## EXERCISE OBJECTIVE
Set down the data below without change, skipping the pictures it holds.

## SUPPLIED RECORDS
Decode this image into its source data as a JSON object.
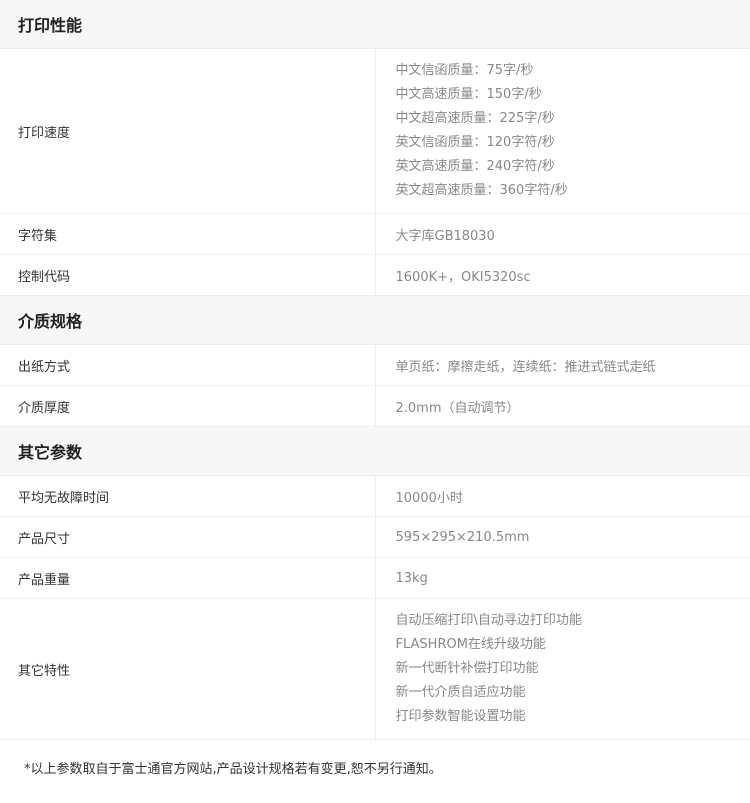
{
  "sections": [
    {
      "title": "打印性能",
      "rows": [
        {
          "label": "打印速度",
          "values": [
            "中文信函质量：75字/秒",
            "中文高速质量：150字/秒",
            "中文超高速质量：225字/秒",
            "英文信函质量：120字符/秒",
            "英文高速质量：240字符/秒",
            "英文超高速质量：360字符/秒"
          ]
        },
        {
          "label": "字符集",
          "values": [
            "大字库GB18030"
          ]
        },
        {
          "label": "控制代码",
          "values": [
            "1600K+，OKI5320sc"
          ]
        }
      ]
    },
    {
      "title": "介质规格",
      "rows": [
        {
          "label": "出纸方式",
          "values": [
            "单页纸：摩擦走纸，连续纸：推进式链式走纸"
          ]
        },
        {
          "label": "介质厚度",
          "values": [
            "2.0mm（自动调节）"
          ]
        }
      ]
    },
    {
      "title": "其它参数",
      "rows": [
        {
          "label": "平均无故障时间",
          "values": [
            "10000小时"
          ]
        },
        {
          "label": "产品尺寸",
          "values": [
            "595×295×210.5mm"
          ]
        },
        {
          "label": "产品重量",
          "values": [
            "13kg"
          ]
        },
        {
          "label": "其它特性",
          "values": [
            "自动压缩打印\\自动寻边打印功能",
            "FLASHROM在线升级功能",
            "新一代断针补偿打印功能",
            "新一代介质自适应功能",
            "打印参数智能设置功能"
          ]
        }
      ]
    }
  ],
  "footnote": "*以上参数取自于富士通官方网站,产品设计规格若有变更,恕不另行通知。"
}
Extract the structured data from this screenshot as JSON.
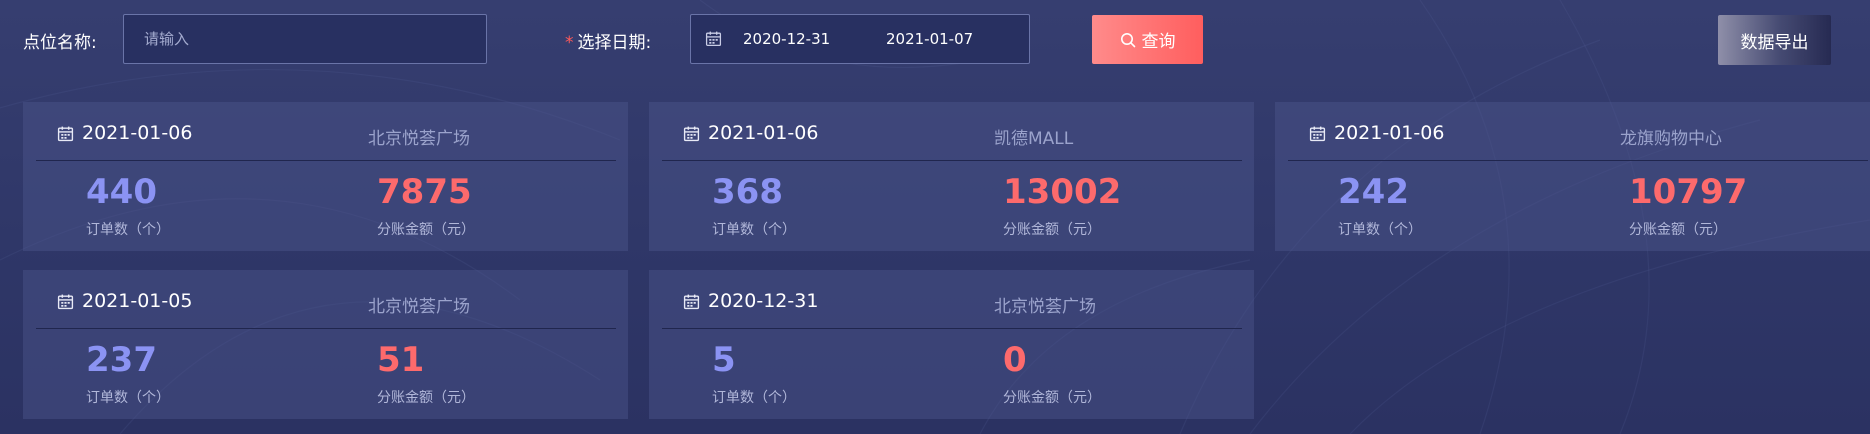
{
  "filters": {
    "name_label": "点位名称:",
    "name_placeholder": "请输入",
    "date_required_mark": "*",
    "date_label": "选择日期:",
    "date_start": "2020-12-31",
    "date_end": "2021-01-07",
    "query_label": "查询",
    "export_label": "数据导出"
  },
  "colors": {
    "orders_accent": "#8b93f3",
    "amount_accent": "#fd6a6c",
    "query_button": "#ff6b6b"
  },
  "icons": {
    "card_date": "calendar-icon",
    "date_range": "calendar-icon",
    "query": "search-icon"
  },
  "cards": [
    {
      "date": "2021-01-06",
      "place": "北京悦荟广场",
      "orders": "440",
      "orders_label": "订单数（个）",
      "amount": "7875",
      "amount_label": "分账金额（元）"
    },
    {
      "date": "2021-01-06",
      "place": "凯德MALL",
      "orders": "368",
      "orders_label": "订单数（个）",
      "amount": "13002",
      "amount_label": "分账金额（元）"
    },
    {
      "date": "2021-01-06",
      "place": "龙旗购物中心",
      "orders": "242",
      "orders_label": "订单数（个）",
      "amount": "10797",
      "amount_label": "分账金额（元）"
    },
    {
      "date": "2021-01-05",
      "place": "北京悦荟广场",
      "orders": "237",
      "orders_label": "订单数（个）",
      "amount": "51",
      "amount_label": "分账金额（元）"
    },
    {
      "date": "2020-12-31",
      "place": "北京悦荟广场",
      "orders": "5",
      "orders_label": "订单数（个）",
      "amount": "0",
      "amount_label": "分账金额（元）"
    }
  ]
}
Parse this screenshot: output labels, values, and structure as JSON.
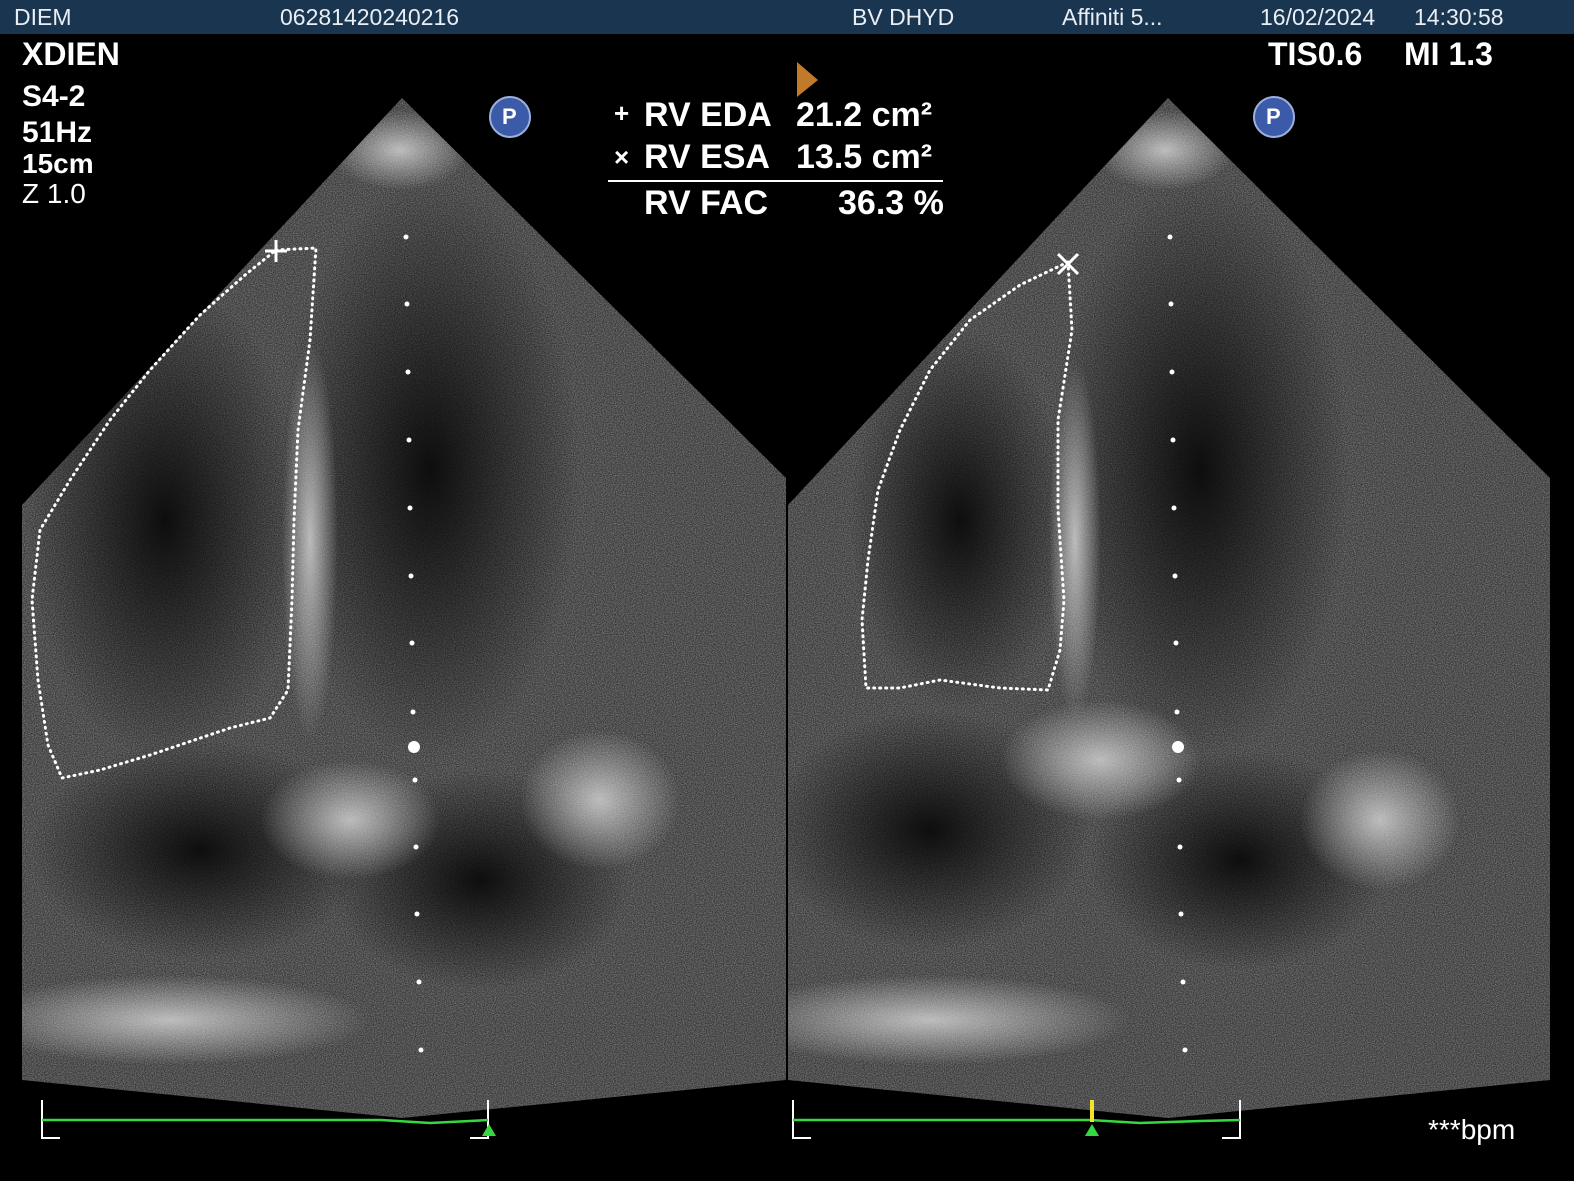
{
  "header": {
    "facility": "DIEM",
    "patient_id": "06281420240216",
    "hospital": "BV DHYD",
    "device": "Affiniti 5...",
    "date": "16/02/2024",
    "time": "14:30:58"
  },
  "patient_name": "XDIEN",
  "probe": "S4-2",
  "frame_rate": "51Hz",
  "depth": "15cm",
  "zoom": "Z 1.0",
  "safety": {
    "tis": "TIS0.6",
    "mi": "MI 1.3"
  },
  "measurements": {
    "rv_eda_label": "RV EDA",
    "rv_eda_value": "21.2 cm²",
    "rv_esa_label": "RV ESA",
    "rv_esa_value": "13.5 cm²",
    "rv_fac_label": "RV FAC",
    "rv_fac_value": "36.3 %",
    "plus_marker": "+",
    "cross_marker": "×"
  },
  "heart_rate": "***bpm",
  "p_badge": "P",
  "colors": {
    "header_bg": "#1a3550",
    "ecg_green": "#35d840",
    "orientation_marker": "#c07a2a",
    "p_badge": "#3b5aa8"
  },
  "icons": [
    "orientation-marker-icon",
    "p-badge-icon",
    "ecg-trigger-icon"
  ]
}
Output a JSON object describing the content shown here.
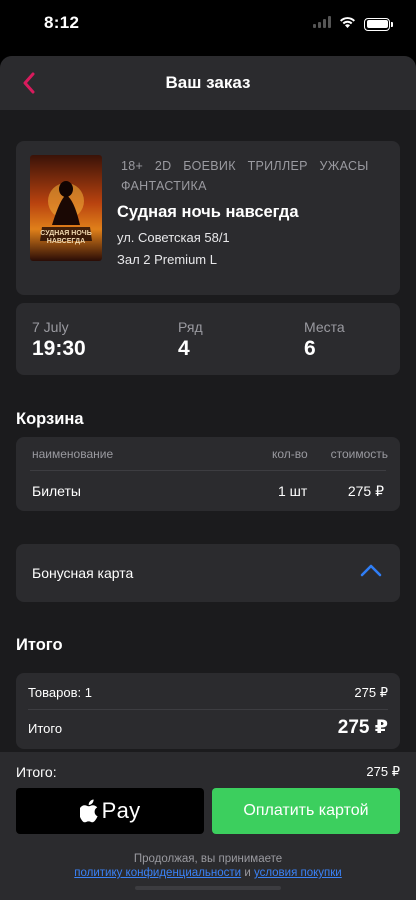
{
  "status_bar": {
    "time": "8:12"
  },
  "nav": {
    "title": "Ваш заказ"
  },
  "movie": {
    "genres": [
      "18+",
      "2D",
      "БОЕВИК",
      "ТРИЛЛЕР",
      "УЖАСЫ",
      "ФАНТАСТИКА"
    ],
    "title": "Судная ночь навсегда",
    "address": "ул. Советская 58/1",
    "hall": "Зал 2 Premium L",
    "poster_text": "СУДНАЯ НОЧЬ НАВСЕГДА"
  },
  "session": {
    "date_label": "7 July",
    "time_value": "19:30",
    "row_label": "Ряд",
    "row_value": "4",
    "seats_label": "Места",
    "seats_value": "6"
  },
  "cart": {
    "title": "Корзина",
    "headers": {
      "name": "наименование",
      "qty": "кол-во",
      "cost": "стоимость"
    },
    "rows": [
      {
        "name": "Билеты",
        "qty": "1 шт",
        "cost": "275 ₽"
      }
    ]
  },
  "bonus": {
    "label": "Бонусная карта",
    "accent": "#2f7ef6"
  },
  "total": {
    "title": "Итого",
    "items_label": "Товаров: 1",
    "items_value": "275 ₽",
    "sum_label": "Итого",
    "sum_value": "275 ₽"
  },
  "bottom": {
    "total_label": "Итого:",
    "total_value": "275 ₽",
    "apple_pay_label": "Pay",
    "card_pay_label": "Оплатить картой",
    "legal_text": "Продолжая, вы принимаете",
    "privacy_link": "политику конфиденциальности",
    "and_word": "и",
    "terms_link": "условия покупки"
  },
  "colors": {
    "accent_back": "#d81b5d",
    "pay_green": "#3ccf5e",
    "link": "#3a82f7"
  }
}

## ANSWER TO THIS TASK
Decode this image into its source data as a JSON object.
{
  "sections": [
    {
      "title": "打印性能",
      "rows": [
        {
          "label": "打印速度",
          "values": [
            "中文信函质量：75字/秒",
            "中文高速质量：150字/秒",
            "中文超高速质量：225字/秒",
            "英文信函质量：120字符/秒",
            "英文高速质量：240字符/秒",
            "英文超高速质量：360字符/秒"
          ]
        },
        {
          "label": "字符集",
          "values": [
            "大字库GB18030"
          ]
        },
        {
          "label": "控制代码",
          "values": [
            "1600K+，OKI5320sc"
          ]
        }
      ]
    },
    {
      "title": "介质规格",
      "rows": [
        {
          "label": "出纸方式",
          "values": [
            "单页纸：摩擦走纸，连续纸：推进式链式走纸"
          ]
        },
        {
          "label": "介质厚度",
          "values": [
            "2.0mm（自动调节）"
          ]
        }
      ]
    },
    {
      "title": "其它参数",
      "rows": [
        {
          "label": "平均无故障时间",
          "values": [
            "10000小时"
          ]
        },
        {
          "label": "产品尺寸",
          "values": [
            "595×295×210.5mm"
          ]
        },
        {
          "label": "产品重量",
          "values": [
            "13kg"
          ]
        },
        {
          "label": "其它特性",
          "values": [
            "自动压缩打印\\自动寻边打印功能",
            "FLASHROM在线升级功能",
            "新一代断针补偿打印功能",
            "新一代介质自适应功能",
            "打印参数智能设置功能"
          ]
        }
      ]
    }
  ],
  "footnote": "*以上参数取自于富士通官方网站,产品设计规格若有变更,恕不另行通知。"
}
Extract the structured data from this screenshot as JSON.
{
  "filters": {
    "name_label": "点位名称:",
    "name_placeholder": "请输入",
    "date_required_mark": "*",
    "date_label": "选择日期:",
    "date_start": "2020-12-31",
    "date_end": "2021-01-07",
    "query_label": "查询",
    "export_label": "数据导出"
  },
  "colors": {
    "orders_accent": "#8b93f3",
    "amount_accent": "#fd6a6c",
    "query_button": "#ff6b6b"
  },
  "icons": {
    "card_date": "calendar-icon",
    "date_range": "calendar-icon",
    "query": "search-icon"
  },
  "cards": [
    {
      "date": "2021-01-06",
      "place": "北京悦荟广场",
      "orders": "440",
      "orders_label": "订单数（个）",
      "amount": "7875",
      "amount_label": "分账金额（元）"
    },
    {
      "date": "2021-01-06",
      "place": "凯德MALL",
      "orders": "368",
      "orders_label": "订单数（个）",
      "amount": "13002",
      "amount_label": "分账金额（元）"
    },
    {
      "date": "2021-01-06",
      "place": "龙旗购物中心",
      "orders": "242",
      "orders_label": "订单数（个）",
      "amount": "10797",
      "amount_label": "分账金额（元）"
    },
    {
      "date": "2021-01-05",
      "place": "北京悦荟广场",
      "orders": "237",
      "orders_label": "订单数（个）",
      "amount": "51",
      "amount_label": "分账金额（元）"
    },
    {
      "date": "2020-12-31",
      "place": "北京悦荟广场",
      "orders": "5",
      "orders_label": "订单数（个）",
      "amount": "0",
      "amount_label": "分账金额（元）"
    }
  ]
}
Parse this screenshot: output labels, values, and structure as JSON.
{
  "header": {
    "facility": "DIEM",
    "patient_id": "06281420240216",
    "hospital": "BV DHYD",
    "device": "Affiniti 5...",
    "date": "16/02/2024",
    "time": "14:30:58"
  },
  "patient_name": "XDIEN",
  "probe": "S4-2",
  "frame_rate": "51Hz",
  "depth": "15cm",
  "zoom": "Z 1.0",
  "safety": {
    "tis": "TIS0.6",
    "mi": "MI 1.3"
  },
  "measurements": {
    "rv_eda_label": "RV EDA",
    "rv_eda_value": "21.2 cm²",
    "rv_esa_label": "RV ESA",
    "rv_esa_value": "13.5 cm²",
    "rv_fac_label": "RV FAC",
    "rv_fac_value": "36.3 %",
    "plus_marker": "+",
    "cross_marker": "×"
  },
  "heart_rate": "***bpm",
  "p_badge": "P",
  "colors": {
    "header_bg": "#1a3550",
    "ecg_green": "#35d840",
    "orientation_marker": "#c07a2a",
    "p_badge": "#3b5aa8"
  },
  "icons": [
    "orientation-marker-icon",
    "p-badge-icon",
    "ecg-trigger-icon"
  ]
}
Output a JSON object describing the content shown here.
{
  "status_bar": {
    "time": "8:12"
  },
  "nav": {
    "title": "Ваш заказ"
  },
  "movie": {
    "genres": [
      "18+",
      "2D",
      "БОЕВИК",
      "ТРИЛЛЕР",
      "УЖАСЫ",
      "ФАНТАСТИКА"
    ],
    "title": "Судная ночь навсегда",
    "address": "ул. Советская 58/1",
    "hall": "Зал 2 Premium L",
    "poster_text": "СУДНАЯ НОЧЬ НАВСЕГДА"
  },
  "session": {
    "date_label": "7 July",
    "time_value": "19:30",
    "row_label": "Ряд",
    "row_value": "4",
    "seats_label": "Места",
    "seats_value": "6"
  },
  "cart": {
    "title": "Корзина",
    "headers": {
      "name": "наименование",
      "qty": "кол-во",
      "cost": "стоимость"
    },
    "rows": [
      {
        "name": "Билеты",
        "qty": "1 шт",
        "cost": "275 ₽"
      }
    ]
  },
  "bonus": {
    "label": "Бонусная карта",
    "accent": "#2f7ef6"
  },
  "total": {
    "title": "Итого",
    "items_label": "Товаров: 1",
    "items_value": "275 ₽",
    "sum_label": "Итого",
    "sum_value": "275 ₽"
  },
  "bottom": {
    "total_label": "Итого:",
    "total_value": "275 ₽",
    "apple_pay_label": "Pay",
    "card_pay_label": "Оплатить картой",
    "legal_text": "Продолжая, вы принимаете",
    "privacy_link": "политику конфиденциальности",
    "and_word": "и",
    "terms_link": "условия покупки"
  },
  "colors": {
    "accent_back": "#d81b5d",
    "pay_green": "#3ccf5e",
    "link": "#3a82f7"
  }
}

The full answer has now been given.